Jennifer KingJun 20, 20233 min read

Why Trustlessness is a Benefit of Decentralized Storage

Decentralized storage systems have gained popularity in recent years as an alternative to traditional centralized systems. One of the key benefits of these technologies is their "trustless" nature, which eliminates the need for a central authority to govern transactions or data storage. In this blog, we'll explore why "trustlessness" is a benefit of decentralized storage.

First, let's define what we mean by "trustless." In the context of decentralized storage, trustlessness means that transactions or data storage can be validated without the need for a trusted third party. Instead, the system relies on cryptographic algorithms and distributed consensus mechanisms to ensure the validity of the transactions or data.

Now, let's dive into the benefits of trustlessness in decentralized storage.


Trustlessness provides a high level of security because it eliminates the need for a centralized point of failure. In traditional centralized systems, a hacker or malicious actor can potentially access or manipulate data by compromising the central authority.

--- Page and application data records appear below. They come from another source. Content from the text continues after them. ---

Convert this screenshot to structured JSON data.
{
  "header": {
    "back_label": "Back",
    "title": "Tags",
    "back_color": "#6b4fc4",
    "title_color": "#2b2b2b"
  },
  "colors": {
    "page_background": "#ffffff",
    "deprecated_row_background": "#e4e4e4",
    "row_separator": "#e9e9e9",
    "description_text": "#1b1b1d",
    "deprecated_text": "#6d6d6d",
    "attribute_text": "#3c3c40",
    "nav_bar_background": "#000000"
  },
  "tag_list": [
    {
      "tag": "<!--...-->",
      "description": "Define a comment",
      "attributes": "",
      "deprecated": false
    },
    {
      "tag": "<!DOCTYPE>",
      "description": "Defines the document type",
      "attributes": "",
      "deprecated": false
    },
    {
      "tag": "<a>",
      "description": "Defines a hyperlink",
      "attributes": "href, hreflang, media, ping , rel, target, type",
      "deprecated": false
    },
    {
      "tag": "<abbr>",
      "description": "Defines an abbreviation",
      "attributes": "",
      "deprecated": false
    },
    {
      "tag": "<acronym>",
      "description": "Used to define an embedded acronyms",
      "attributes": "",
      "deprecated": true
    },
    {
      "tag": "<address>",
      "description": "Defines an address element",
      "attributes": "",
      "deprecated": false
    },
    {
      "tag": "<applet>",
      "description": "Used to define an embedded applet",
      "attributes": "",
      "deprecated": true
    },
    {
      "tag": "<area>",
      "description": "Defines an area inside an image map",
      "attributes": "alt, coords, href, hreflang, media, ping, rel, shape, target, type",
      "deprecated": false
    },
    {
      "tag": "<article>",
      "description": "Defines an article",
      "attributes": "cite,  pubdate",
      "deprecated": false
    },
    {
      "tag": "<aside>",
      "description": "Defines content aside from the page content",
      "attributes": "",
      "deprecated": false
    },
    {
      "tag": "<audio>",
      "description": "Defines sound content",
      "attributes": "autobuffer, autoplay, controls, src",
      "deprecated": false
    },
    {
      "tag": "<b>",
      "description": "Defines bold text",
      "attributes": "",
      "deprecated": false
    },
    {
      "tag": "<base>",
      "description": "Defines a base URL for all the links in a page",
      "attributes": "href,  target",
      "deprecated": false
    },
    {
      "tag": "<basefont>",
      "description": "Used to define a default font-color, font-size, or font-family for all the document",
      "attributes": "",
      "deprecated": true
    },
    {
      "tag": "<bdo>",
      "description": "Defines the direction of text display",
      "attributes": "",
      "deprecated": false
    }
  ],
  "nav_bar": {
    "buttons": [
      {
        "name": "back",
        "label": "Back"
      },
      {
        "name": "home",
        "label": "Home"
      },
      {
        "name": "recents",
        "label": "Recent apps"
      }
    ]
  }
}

In a trustless system, data is distributed across a network of nodes, making it much harder for a single point of failure to compromise the system.


Trustlessness provides transparency by allowing anyone to validate transactions or data without the need for a central authority. This transparency builds trust between participants and ensures that the system is operating as intended. It also makes it much easier to identify and resolve issues that may arise in the system.


Trustlessness allows for true decentralization because it removes the need for a central authority to govern transactions or data storage. This means that no single entity has control over the system, which ensures that the system is more democratic and resistant to censorship or manipulation. In an environment of ever-increasing mistrust, analysts from Deloitte posited that trustless systems could help to rebuild trust.


Trustlessness can also improve efficiency by eliminating the need for intermediaries in transactions or data storage. In traditional centralized systems, intermediaries such as banks or other financial institutions add additional costs and time to transactions. With trustless systems, transactions can be completed quickly and at a lower cost since there are no intermediaries to slow down the process.


Trustless systems also encourage innovation because they provide a level playing field for developers and entrepreneurs to create new applications and services. Without the need for a central authority to approve or control access to the system, anyone can develop and deploy applications on the network. This can lead to a greater diversity of services and a more vibrant ecosystem.


Trustlessness also enables greater privacy for users because it eliminates the need for personal information to be shared with a central authority. With trustless systems, users can maintain control over their personal data and transactions without the need for a third party to be involved.

According to an estimate from the World Bank, 1 billion people do not have official proof of identity. As Claud Reeves of VMWare told Channel Daily News, "This impacts all aspects of their lives, from core needs such as banking to fundamental rights such as voting. As our lives are increasingly linked to apps, devices, and services, traditional identity systems do little to solve the industry and technical problems of identity."


The benefits of trustlessness in decentralized storage systems are clear. Trustlessness provides enhanced security, transparency, decentralization, efficiency, innovation, and privacy. As these technologies continue to evolve and mature, it is likely that trustlessness will continue to be a key selling point and a driving force behind their adoption.

Learn more about decentralized storage 

The IDC, a leading global market intelligence firm, recently conducted a Cloud Storage Survey to explore organizations’ perceptions of the drawbacks to existing public cloud storage providers; and their appetite for decentralized storage solutions.

Survey highlights:

  • Over 87% of organizations were at least somewhat concerned about public cloud provider lock-in, and more than 46% were very or extremely concerned about it.
  • 82% of enterprises indicated that cost considerations were the initial reasons to move data into the cloud
  • The value proposition of decentralized storage— lower costs with at least the same durability, availability, safety, and performance as public cloud providers today — was preferred by 89.7% of respondents

To learn more about decentralized storage, download the IDC White Paper, Making the case for Decentralized Storage, sponsored by Protocol Labs.